SOURCE DATA
*** Begin section ***
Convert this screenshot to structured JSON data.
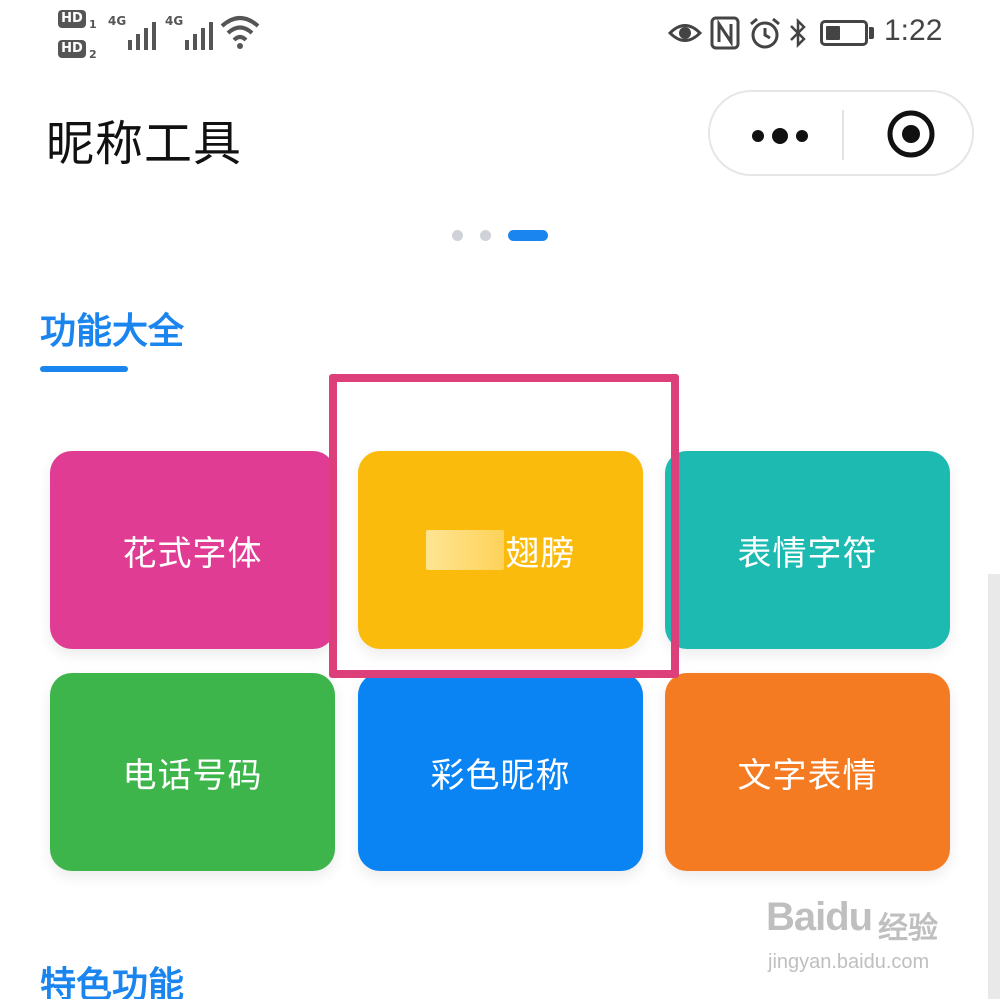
{
  "status_bar": {
    "sim1_badge": "HD",
    "sim1_index": "1",
    "sim2_badge": "HD",
    "sim2_index": "2",
    "signal1_label": "4G",
    "signal2_label": "4G",
    "time": "1:22",
    "battery_level_percent": 40
  },
  "header": {
    "title": "昵称工具"
  },
  "carousel": {
    "page_count": 3,
    "active_index": 2
  },
  "sections": [
    {
      "title": "功能大全",
      "tiles": [
        {
          "label": "花式字体",
          "color": "#e03c93"
        },
        {
          "label": "翅膀",
          "color": "#fbbb0c",
          "redacted_prefix": true,
          "highlighted": true
        },
        {
          "label": "表情字符",
          "color": "#1dbab1"
        },
        {
          "label": "电话号码",
          "color": "#3db54b"
        },
        {
          "label": "彩色昵称",
          "color": "#0b84f3"
        },
        {
          "label": "文字表情",
          "color": "#f47b21"
        }
      ]
    },
    {
      "title": "特色功能"
    }
  ],
  "accent_color": "#1a85ef",
  "highlight_color": "#dc3f7a",
  "watermark": {
    "brand": "Baidu",
    "product": "经验",
    "url": "jingyan.baidu.com"
  },
  "icons": [
    "eye-icon",
    "nfc-icon",
    "alarm-icon",
    "bluetooth-icon",
    "battery-icon",
    "wifi-icon",
    "signal-icon",
    "more-icon",
    "close-target-icon"
  ]
}
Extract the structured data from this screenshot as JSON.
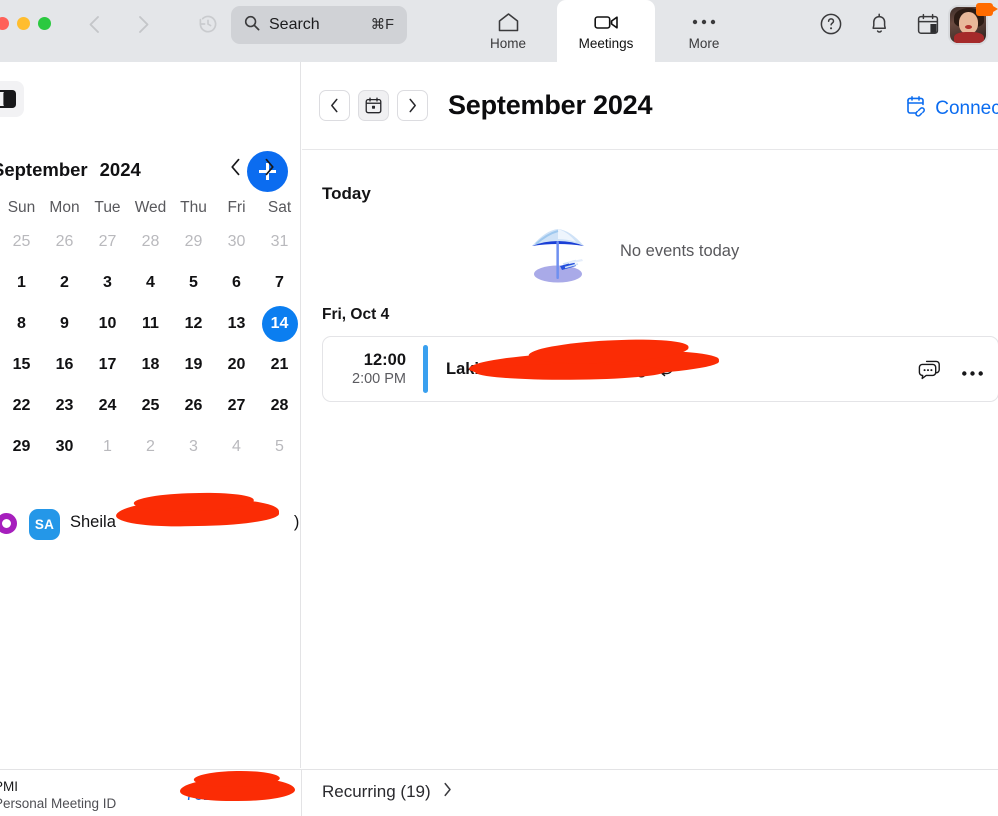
{
  "titlebar": {
    "search": {
      "label": "Search",
      "shortcut": "⌘F",
      "icon": "search-icon"
    },
    "nav": {
      "back_icon": "chevron-left-icon",
      "forward_icon": "chevron-right-icon",
      "history_icon": "history-clock-icon"
    },
    "tabs": [
      {
        "label": "Home",
        "icon": "home-icon",
        "active": false
      },
      {
        "label": "Meetings",
        "icon": "video-camera-icon",
        "active": true
      },
      {
        "label": "More",
        "icon": "ellipsis-icon",
        "active": false
      }
    ],
    "icons": [
      {
        "name": "help-icon",
        "glyph": "?"
      },
      {
        "name": "bell-icon",
        "glyph": "bell"
      },
      {
        "name": "calendar-icon",
        "glyph": "calendar"
      }
    ],
    "avatar": {
      "name": "user-avatar",
      "status": "in-meeting"
    },
    "traffic_lights": [
      "close",
      "minimize",
      "zoom"
    ]
  },
  "sidebar": {
    "toggle_icon": "toggle-sidebar-icon",
    "add_button_label": "+",
    "calendar": {
      "month": "September",
      "year": "2024",
      "prev_icon": "chevron-left-icon",
      "next_icon": "chevron-right-icon",
      "day_headers": [
        "Sun",
        "Mon",
        "Tue",
        "Wed",
        "Thu",
        "Fri",
        "Sat"
      ],
      "weeks": [
        [
          {
            "d": "25",
            "muted": true
          },
          {
            "d": "26",
            "muted": true
          },
          {
            "d": "27",
            "muted": true
          },
          {
            "d": "28",
            "muted": true
          },
          {
            "d": "29",
            "muted": true
          },
          {
            "d": "30",
            "muted": true
          },
          {
            "d": "31",
            "muted": true
          }
        ],
        [
          {
            "d": "1"
          },
          {
            "d": "2"
          },
          {
            "d": "3"
          },
          {
            "d": "4"
          },
          {
            "d": "5"
          },
          {
            "d": "6"
          },
          {
            "d": "7"
          }
        ],
        [
          {
            "d": "8"
          },
          {
            "d": "9"
          },
          {
            "d": "10"
          },
          {
            "d": "11"
          },
          {
            "d": "12"
          },
          {
            "d": "13"
          },
          {
            "d": "14",
            "today": true
          }
        ],
        [
          {
            "d": "15"
          },
          {
            "d": "16"
          },
          {
            "d": "17"
          },
          {
            "d": "18"
          },
          {
            "d": "19"
          },
          {
            "d": "20"
          },
          {
            "d": "21"
          }
        ],
        [
          {
            "d": "22"
          },
          {
            "d": "23"
          },
          {
            "d": "24"
          },
          {
            "d": "25"
          },
          {
            "d": "26"
          },
          {
            "d": "27"
          },
          {
            "d": "28"
          }
        ],
        [
          {
            "d": "29"
          },
          {
            "d": "30"
          },
          {
            "d": "1",
            "muted": true
          },
          {
            "d": "2",
            "muted": true
          },
          {
            "d": "3",
            "muted": true
          },
          {
            "d": "4",
            "muted": true
          },
          {
            "d": "5",
            "muted": true
          }
        ]
      ],
      "today_highlight_color": "#0b7ef0"
    },
    "user_row": {
      "ring_icon": "calendar-status-ring-icon",
      "ring_color": "#a61fbd",
      "avatar_initials": "SA",
      "avatar_color": "#2497e8",
      "name": "Sheila",
      "name_suffix": ")",
      "redacted": true
    }
  },
  "main": {
    "header": {
      "prev_icon": "chevron-left-icon",
      "calendar_icon": "calendar-icon",
      "next_icon": "chevron-right-icon",
      "title": "September 2024",
      "connect_label": "Connect",
      "connect_icon": "calendar-link-icon",
      "connect_color": "#0b6cf0"
    },
    "today_section": {
      "label": "Today",
      "empty_text": "No events today",
      "empty_illustration": "beach-umbrella-illustration"
    },
    "day_groups": [
      {
        "label": "Fri, Oct 4",
        "meetings": [
          {
            "start_time": "12:00",
            "end_time": "2:00 PM",
            "title": "Lakin Consulting Meeting",
            "title_redacted": true,
            "accent_color": "#3aa0ef",
            "recurring_icon": "recurring-icon",
            "chat_icon": "chat-bubbles-icon",
            "more_icon": "ellipsis-icon"
          }
        ]
      }
    ]
  },
  "bottombar": {
    "pmi_title": "PMI",
    "pmi_subtitle": "Personal Meeting ID",
    "pmi_number": "761 ... 90",
    "pmi_redacted": true,
    "recurring_label": "Recurring (19)",
    "recurring_chevron": "chevron-right-icon"
  }
}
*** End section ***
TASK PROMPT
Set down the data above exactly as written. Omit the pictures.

OUTPUT FOR THIS TASK
Convert this screenshot to structured JSON data.
{
  "status_bar": {
    "sim1_badge": "HD",
    "sim1_index": "1",
    "sim2_badge": "HD",
    "sim2_index": "2",
    "signal1_label": "4G",
    "signal2_label": "4G",
    "time": "1:22",
    "battery_level_percent": 40
  },
  "header": {
    "title": "昵称工具"
  },
  "carousel": {
    "page_count": 3,
    "active_index": 2
  },
  "sections": [
    {
      "title": "功能大全",
      "tiles": [
        {
          "label": "花式字体",
          "color": "#e03c93"
        },
        {
          "label": "翅膀",
          "color": "#fbbb0c",
          "redacted_prefix": true,
          "highlighted": true
        },
        {
          "label": "表情字符",
          "color": "#1dbab1"
        },
        {
          "label": "电话号码",
          "color": "#3db54b"
        },
        {
          "label": "彩色昵称",
          "color": "#0b84f3"
        },
        {
          "label": "文字表情",
          "color": "#f47b21"
        }
      ]
    },
    {
      "title": "特色功能"
    }
  ],
  "accent_color": "#1a85ef",
  "highlight_color": "#dc3f7a",
  "watermark": {
    "brand": "Baidu",
    "product": "经验",
    "url": "jingyan.baidu.com"
  },
  "icons": [
    "eye-icon",
    "nfc-icon",
    "alarm-icon",
    "bluetooth-icon",
    "battery-icon",
    "wifi-icon",
    "signal-icon",
    "more-icon",
    "close-target-icon"
  ]
}
Extract the structured data from this screenshot as JSON.
{
  "titlebar": {
    "search": {
      "label": "Search",
      "shortcut": "⌘F",
      "icon": "search-icon"
    },
    "nav": {
      "back_icon": "chevron-left-icon",
      "forward_icon": "chevron-right-icon",
      "history_icon": "history-clock-icon"
    },
    "tabs": [
      {
        "label": "Home",
        "icon": "home-icon",
        "active": false
      },
      {
        "label": "Meetings",
        "icon": "video-camera-icon",
        "active": true
      },
      {
        "label": "More",
        "icon": "ellipsis-icon",
        "active": false
      }
    ],
    "icons": [
      {
        "name": "help-icon",
        "glyph": "?"
      },
      {
        "name": "bell-icon",
        "glyph": "bell"
      },
      {
        "name": "calendar-icon",
        "glyph": "calendar"
      }
    ],
    "avatar": {
      "name": "user-avatar",
      "status": "in-meeting"
    },
    "traffic_lights": [
      "close",
      "minimize",
      "zoom"
    ]
  },
  "sidebar": {
    "toggle_icon": "toggle-sidebar-icon",
    "add_button_label": "+",
    "calendar": {
      "month": "September",
      "year": "2024",
      "prev_icon": "chevron-left-icon",
      "next_icon": "chevron-right-icon",
      "day_headers": [
        "Sun",
        "Mon",
        "Tue",
        "Wed",
        "Thu",
        "Fri",
        "Sat"
      ],
      "weeks": [
        [
          {
            "d": "25",
            "muted": true
          },
          {
            "d": "26",
            "muted": true
          },
          {
            "d": "27",
            "muted": true
          },
          {
            "d": "28",
            "muted": true
          },
          {
            "d": "29",
            "muted": true
          },
          {
            "d": "30",
            "muted": true
          },
          {
            "d": "31",
            "muted": true
          }
        ],
        [
          {
            "d": "1"
          },
          {
            "d": "2"
          },
          {
            "d": "3"
          },
          {
            "d": "4"
          },
          {
            "d": "5"
          },
          {
            "d": "6"
          },
          {
            "d": "7"
          }
        ],
        [
          {
            "d": "8"
          },
          {
            "d": "9"
          },
          {
            "d": "10"
          },
          {
            "d": "11"
          },
          {
            "d": "12"
          },
          {
            "d": "13"
          },
          {
            "d": "14",
            "today": true
          }
        ],
        [
          {
            "d": "15"
          },
          {
            "d": "16"
          },
          {
            "d": "17"
          },
          {
            "d": "18"
          },
          {
            "d": "19"
          },
          {
            "d": "20"
          },
          {
            "d": "21"
          }
        ],
        [
          {
            "d": "22"
          },
          {
            "d": "23"
          },
          {
            "d": "24"
          },
          {
            "d": "25"
          },
          {
            "d": "26"
          },
          {
            "d": "27"
          },
          {
            "d": "28"
          }
        ],
        [
          {
            "d": "29"
          },
          {
            "d": "30"
          },
          {
            "d": "1",
            "muted": true
          },
          {
            "d": "2",
            "muted": true
          },
          {
            "d": "3",
            "muted": true
          },
          {
            "d": "4",
            "muted": true
          },
          {
            "d": "5",
            "muted": true
          }
        ]
      ],
      "today_highlight_color": "#0b7ef0"
    },
    "user_row": {
      "ring_icon": "calendar-status-ring-icon",
      "ring_color": "#a61fbd",
      "avatar_initials": "SA",
      "avatar_color": "#2497e8",
      "name": "Sheila",
      "name_suffix": ")",
      "redacted": true
    }
  },
  "main": {
    "header": {
      "prev_icon": "chevron-left-icon",
      "calendar_icon": "calendar-icon",
      "next_icon": "chevron-right-icon",
      "title": "September 2024",
      "connect_label": "Connect",
      "connect_icon": "calendar-link-icon",
      "connect_color": "#0b6cf0"
    },
    "today_section": {
      "label": "Today",
      "empty_text": "No events today",
      "empty_illustration": "beach-umbrella-illustration"
    },
    "day_groups": [
      {
        "label": "Fri, Oct 4",
        "meetings": [
          {
            "start_time": "12:00",
            "end_time": "2:00 PM",
            "title": "Lakin Consulting Meeting",
            "title_redacted": true,
            "accent_color": "#3aa0ef",
            "recurring_icon": "recurring-icon",
            "chat_icon": "chat-bubbles-icon",
            "more_icon": "ellipsis-icon"
          }
        ]
      }
    ]
  },
  "bottombar": {
    "pmi_title": "PMI",
    "pmi_subtitle": "Personal Meeting ID",
    "pmi_number": "761 ... 90",
    "pmi_redacted": true,
    "recurring_label": "Recurring (19)",
    "recurring_chevron": "chevron-right-icon"
  }
}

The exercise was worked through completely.